## Work request
Work through the data line by line, gathering every line that has the word "defaults".

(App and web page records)
=-=-=
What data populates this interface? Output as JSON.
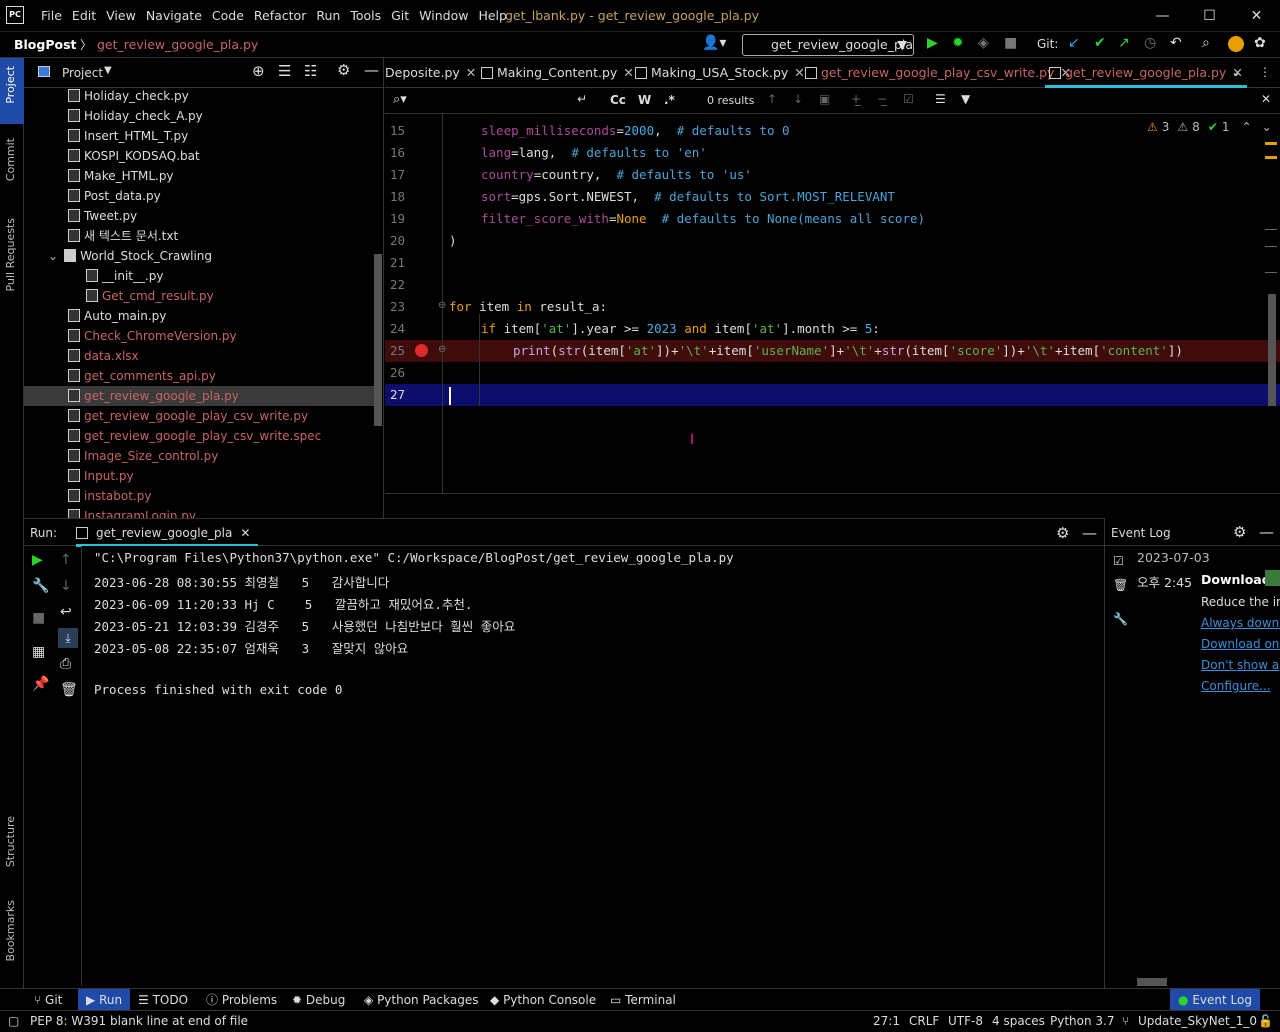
{
  "titlebar": {
    "menu": [
      "File",
      "Edit",
      "View",
      "Navigate",
      "Code",
      "Refactor",
      "Run",
      "Tools",
      "Git",
      "Window",
      "Help"
    ],
    "title": "get_lbank.py - get_review_google_pla.py"
  },
  "nav": {
    "project": "BlogPost",
    "file": "get_review_google_pla.py",
    "run_config": "get_review_google_pla",
    "git_label": "Git:"
  },
  "project_panel": {
    "title": "Project",
    "items": [
      {
        "label": "Holiday_check.py",
        "color": "#dddddd"
      },
      {
        "label": "Holiday_check_A.py",
        "color": "#dddddd"
      },
      {
        "label": "Insert_HTML_T.py",
        "color": "#dddddd"
      },
      {
        "label": "KOSPI_KODSAQ.bat",
        "color": "#dddddd"
      },
      {
        "label": "Make_HTML.py",
        "color": "#dddddd"
      },
      {
        "label": "Post_data.py",
        "color": "#dddddd"
      },
      {
        "label": "Tweet.py",
        "color": "#dddddd"
      },
      {
        "label": "새 텍스트 문서.txt",
        "color": "#dddddd"
      },
      {
        "label": "World_Stock_Crawling",
        "color": "#dddddd"
      },
      {
        "label": "__init__.py",
        "color": "#dddddd"
      },
      {
        "label": "Get_cmd_result.py",
        "color": "#c86464"
      },
      {
        "label": "Auto_main.py",
        "color": "#dddddd"
      },
      {
        "label": "Check_ChromeVersion.py",
        "color": "#c86464"
      },
      {
        "label": "data.xlsx",
        "color": "#c86464"
      },
      {
        "label": "get_comments_api.py",
        "color": "#c86464"
      },
      {
        "label": "get_review_google_pla.py",
        "color": "#c86464"
      },
      {
        "label": "get_review_google_play_csv_write.py",
        "color": "#c86464"
      },
      {
        "label": "get_review_google_play_csv_write.spec",
        "color": "#c86464"
      },
      {
        "label": "Image_Size_control.py",
        "color": "#c86464"
      },
      {
        "label": "Input.py",
        "color": "#c86464"
      },
      {
        "label": "instabot.py",
        "color": "#c86464"
      },
      {
        "label": "InstagramLogin.py",
        "color": "#c86464"
      }
    ]
  },
  "tabs": [
    {
      "label": "Deposite.py"
    },
    {
      "label": "Making_Content.py"
    },
    {
      "label": "Making_USA_Stock.py"
    },
    {
      "label": "get_review_google_play_csv_write.py"
    },
    {
      "label": "get_review_google_pla.py"
    }
  ],
  "search": {
    "results": "0 results",
    "cc": "Cc",
    "w": "W",
    "regex": ".*"
  },
  "inspections": {
    "warn": "3",
    "weak": "8",
    "ok": "1"
  },
  "editor": {
    "line_numbers": [
      "15",
      "16",
      "17",
      "18",
      "19",
      "20",
      "21",
      "22",
      "23",
      "24",
      "25",
      "26",
      "27"
    ]
  },
  "code_parts": {
    "l15a": "sleep_milliseconds",
    "l15b": "=",
    "l15c": "2000",
    "l15d": ",  ",
    "l15e": "# defaults to 0",
    "l16a": "lang",
    "l16b": "=lang,  ",
    "l16c": "# defaults to 'en'",
    "l17a": "country",
    "l17b": "=country,  ",
    "l17c": "# defaults to 'us'",
    "l18a": "sort",
    "l18b": "=gps.Sort.NEWEST,  ",
    "l18c": "# defaults to Sort.MOST_RELEVANT",
    "l19a": "filter_score_with",
    "l19b": "=",
    "l19c": "None",
    "l19d": "  ",
    "l19e": "# defaults to None(means all score)",
    "l20": ")",
    "l23a": "for",
    "l23b": " item ",
    "l23c": "in",
    "l23d": " result_a:",
    "l24a": "if",
    "l24b": " item[",
    "l24c": "'at'",
    "l24d": "].year >= ",
    "l24e": "2023",
    "l24f": " ",
    "l24g": "and",
    "l24h": " item[",
    "l24i": "'at'",
    "l24j": "].month >= ",
    "l24k": "5",
    "l24l": ":",
    "l25a": "print",
    "l25b": "(",
    "l25c": "str",
    "l25d": "(item[",
    "l25e": "'at'",
    "l25f": "])+",
    "l25g": "'\\t'",
    "l25h": "+item[",
    "l25i": "'userName'",
    "l25j": "]+",
    "l25k": "'\\t'",
    "l25l": "+",
    "l25m": "str",
    "l25n": "(item[",
    "l25o": "'score'",
    "l25p": "])+",
    "l25q": "'\\t'",
    "l25r": "+item[",
    "l25s": "'content'",
    "l25t": "])"
  },
  "run": {
    "label": "Run:",
    "tab": "get_review_google_pla",
    "lines": [
      "\"C:\\Program Files\\Python37\\python.exe\" C:/Workspace/BlogPost/get_review_google_pla.py",
      "2023-06-28 08:30:55 최영철   5   감사합니다",
      "2023-06-09 11:20:33 Hj C    5   깔끔하고 재밌어요.추천.",
      "2023-05-21 12:03:39 김경주   5   사용했던 나침반보다 훨씬 좋아요",
      "2023-05-08 22:35:07 엄재욱   3   잘맞지 않아요",
      "",
      "Process finished with exit code 0"
    ]
  },
  "event_log": {
    "title": "Event Log",
    "date": "2023-07-03",
    "time": "오후 2:45",
    "head": "Download",
    "text": "Reduce the ind",
    "links": [
      "Always downl",
      "Download onc",
      "Don't show ag",
      "Configure..."
    ]
  },
  "tool_windows": [
    "Git",
    "Run",
    "TODO",
    "Problems",
    "Debug",
    "Python Packages",
    "Python Console",
    "Terminal",
    "Event Log"
  ],
  "left_strip": [
    "Project",
    "Commit",
    "Pull Requests",
    "Structure",
    "Bookmarks"
  ],
  "status": {
    "message": "PEP 8: W391 blank line at end of file",
    "pos": "27:1",
    "eol": "CRLF",
    "enc": "UTF-8",
    "indent": "4 spaces",
    "interp": "Python 3.7",
    "branch": "Update_SkyNet_1_0"
  }
}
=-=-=
## Response
    "l15e": "# defaults to 0",
    "l16c": "# defaults to 'en'",
    "l17c": "# defaults to 'us'",
    "l18c": "# defaults to Sort.MOST_RELEVANT",
    "l19e": "# defaults to None(means all score)",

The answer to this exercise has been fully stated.